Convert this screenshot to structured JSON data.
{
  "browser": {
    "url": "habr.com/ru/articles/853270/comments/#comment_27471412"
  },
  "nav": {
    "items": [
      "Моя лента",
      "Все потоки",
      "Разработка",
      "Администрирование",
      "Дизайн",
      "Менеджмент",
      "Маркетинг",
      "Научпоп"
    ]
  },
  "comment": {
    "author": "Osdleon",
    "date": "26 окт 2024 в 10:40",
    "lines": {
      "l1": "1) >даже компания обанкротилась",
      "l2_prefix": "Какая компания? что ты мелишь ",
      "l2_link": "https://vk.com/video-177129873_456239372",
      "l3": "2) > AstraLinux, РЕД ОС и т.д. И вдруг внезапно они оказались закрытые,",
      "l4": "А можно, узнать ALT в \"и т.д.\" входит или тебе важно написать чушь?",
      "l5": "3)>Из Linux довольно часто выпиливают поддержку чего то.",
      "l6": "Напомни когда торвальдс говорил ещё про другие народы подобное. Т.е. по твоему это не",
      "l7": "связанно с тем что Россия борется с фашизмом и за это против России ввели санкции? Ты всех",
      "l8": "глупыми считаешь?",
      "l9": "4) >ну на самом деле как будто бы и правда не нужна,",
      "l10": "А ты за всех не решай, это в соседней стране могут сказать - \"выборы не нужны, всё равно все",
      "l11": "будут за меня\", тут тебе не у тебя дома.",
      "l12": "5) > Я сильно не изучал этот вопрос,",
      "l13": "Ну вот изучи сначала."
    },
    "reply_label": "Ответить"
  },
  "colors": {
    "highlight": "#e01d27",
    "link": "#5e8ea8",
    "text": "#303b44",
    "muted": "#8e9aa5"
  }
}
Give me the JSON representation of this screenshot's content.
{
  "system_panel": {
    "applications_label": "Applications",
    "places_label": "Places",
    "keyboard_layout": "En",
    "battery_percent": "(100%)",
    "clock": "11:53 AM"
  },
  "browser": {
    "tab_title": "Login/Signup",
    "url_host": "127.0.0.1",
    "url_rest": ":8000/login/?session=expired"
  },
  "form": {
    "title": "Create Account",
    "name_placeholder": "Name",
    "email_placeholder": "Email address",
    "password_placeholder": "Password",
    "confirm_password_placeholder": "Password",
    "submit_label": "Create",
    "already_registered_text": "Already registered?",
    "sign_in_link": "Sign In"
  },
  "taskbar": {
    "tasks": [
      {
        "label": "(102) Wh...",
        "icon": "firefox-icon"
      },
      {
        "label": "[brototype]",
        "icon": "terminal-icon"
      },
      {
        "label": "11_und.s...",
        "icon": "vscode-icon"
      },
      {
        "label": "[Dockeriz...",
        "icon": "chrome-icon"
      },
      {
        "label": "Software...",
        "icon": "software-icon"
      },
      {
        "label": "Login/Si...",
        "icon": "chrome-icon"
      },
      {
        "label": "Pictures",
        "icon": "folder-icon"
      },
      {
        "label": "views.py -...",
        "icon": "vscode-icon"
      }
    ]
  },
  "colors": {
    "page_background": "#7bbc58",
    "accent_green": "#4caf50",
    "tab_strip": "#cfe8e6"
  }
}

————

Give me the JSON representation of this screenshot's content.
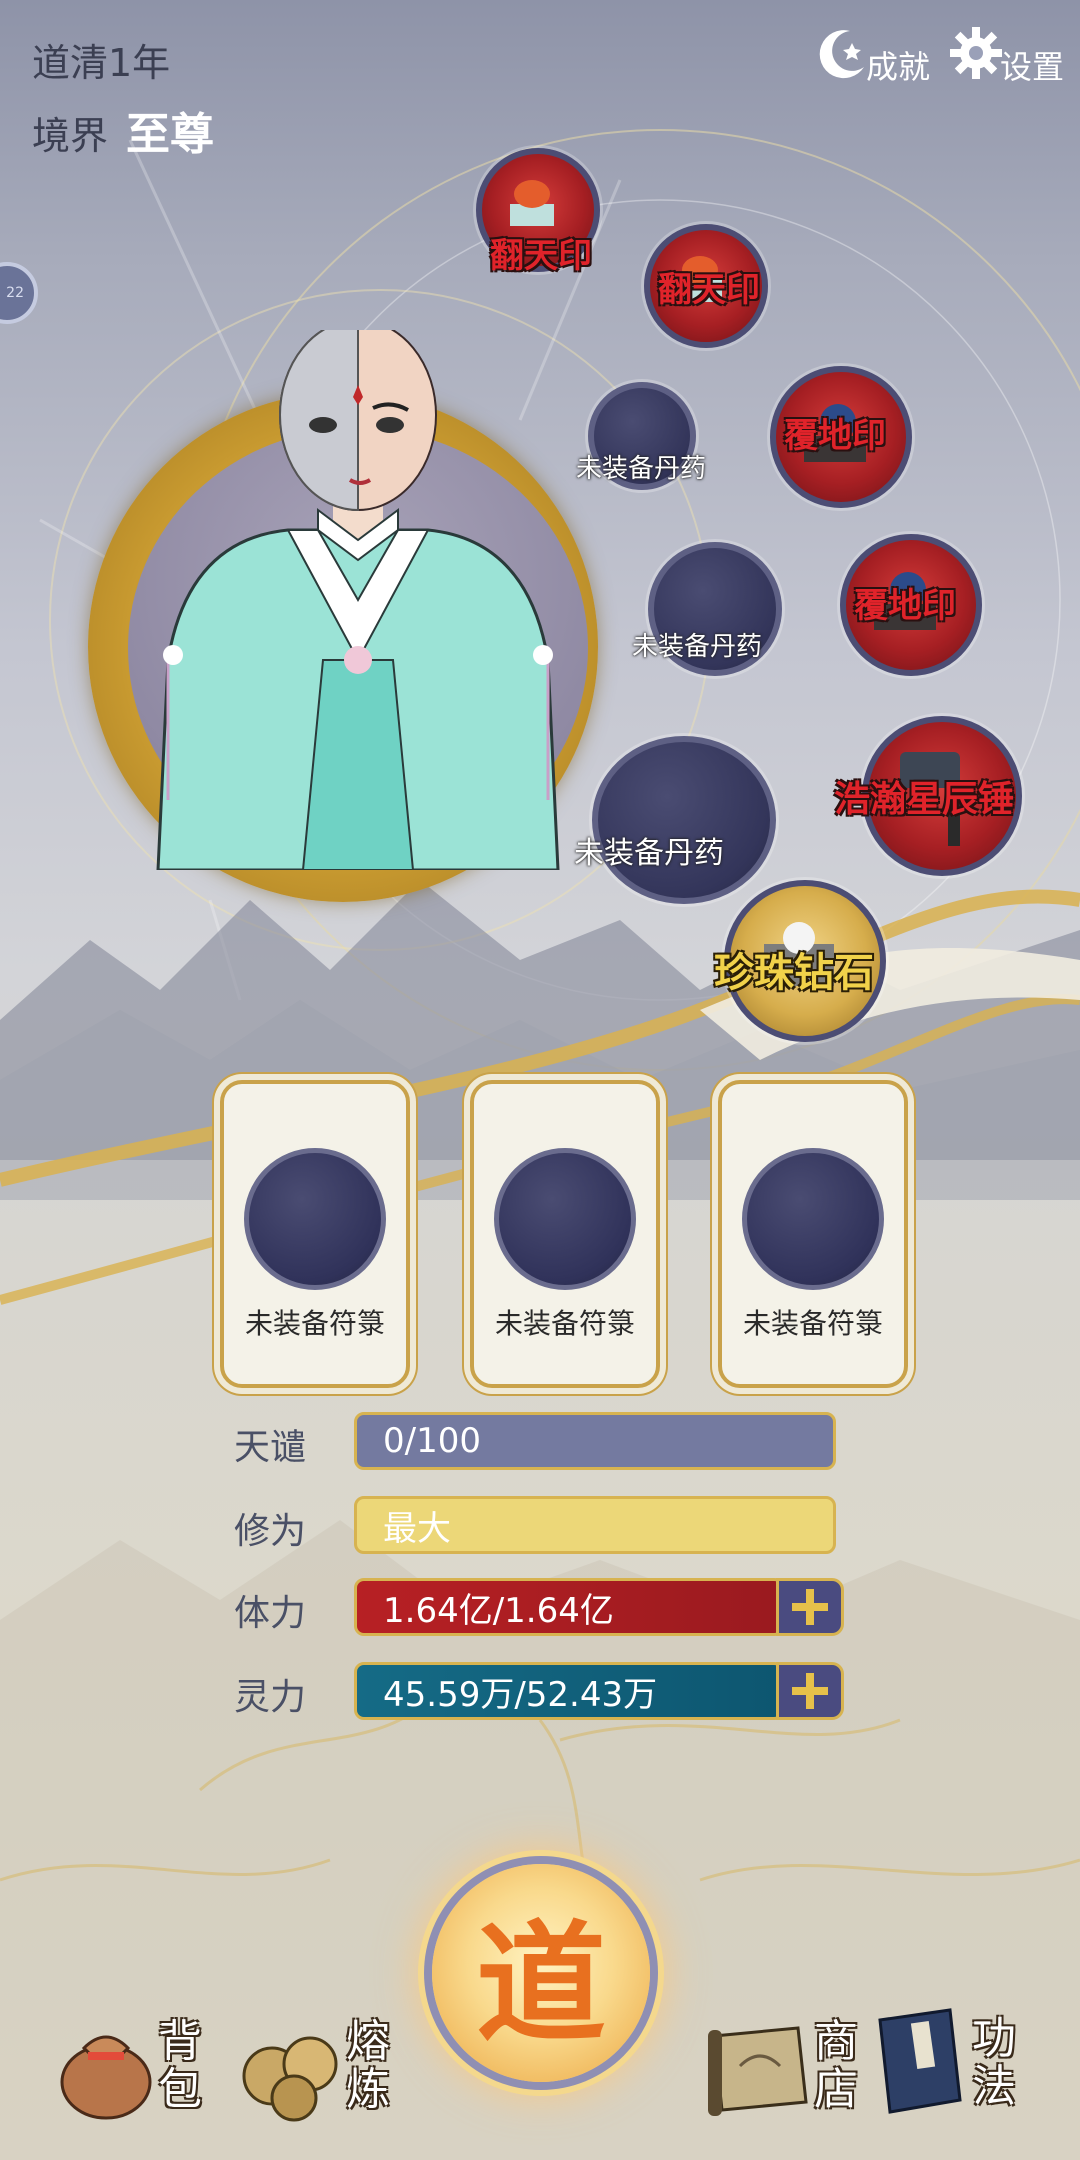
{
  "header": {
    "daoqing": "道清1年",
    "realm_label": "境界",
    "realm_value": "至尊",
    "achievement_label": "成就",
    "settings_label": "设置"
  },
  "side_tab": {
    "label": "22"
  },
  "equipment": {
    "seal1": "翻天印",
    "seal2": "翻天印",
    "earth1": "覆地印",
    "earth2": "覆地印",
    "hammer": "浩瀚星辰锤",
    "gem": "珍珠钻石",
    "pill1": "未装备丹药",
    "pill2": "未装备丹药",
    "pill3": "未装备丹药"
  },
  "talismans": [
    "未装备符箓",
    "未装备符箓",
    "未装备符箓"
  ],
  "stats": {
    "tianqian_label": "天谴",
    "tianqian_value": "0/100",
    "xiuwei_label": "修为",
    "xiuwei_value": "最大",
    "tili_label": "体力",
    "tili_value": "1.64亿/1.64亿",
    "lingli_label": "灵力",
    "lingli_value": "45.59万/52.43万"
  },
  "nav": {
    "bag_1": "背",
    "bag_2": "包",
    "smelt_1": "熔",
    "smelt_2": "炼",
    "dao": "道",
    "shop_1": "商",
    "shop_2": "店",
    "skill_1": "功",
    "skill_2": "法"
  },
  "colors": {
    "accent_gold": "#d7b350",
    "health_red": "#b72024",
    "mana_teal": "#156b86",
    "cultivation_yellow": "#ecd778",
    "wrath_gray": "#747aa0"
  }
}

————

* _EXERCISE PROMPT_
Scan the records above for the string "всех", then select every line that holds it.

* _FINISHED TASK_
      "l7": "связанно с тем что Россия борется с фашизмом и за это против России ввели санкции? Ты всех",
      "l10": "А ты за всех не решай, это в соседней стране могут сказать - \"выборы не нужны, всё равно все",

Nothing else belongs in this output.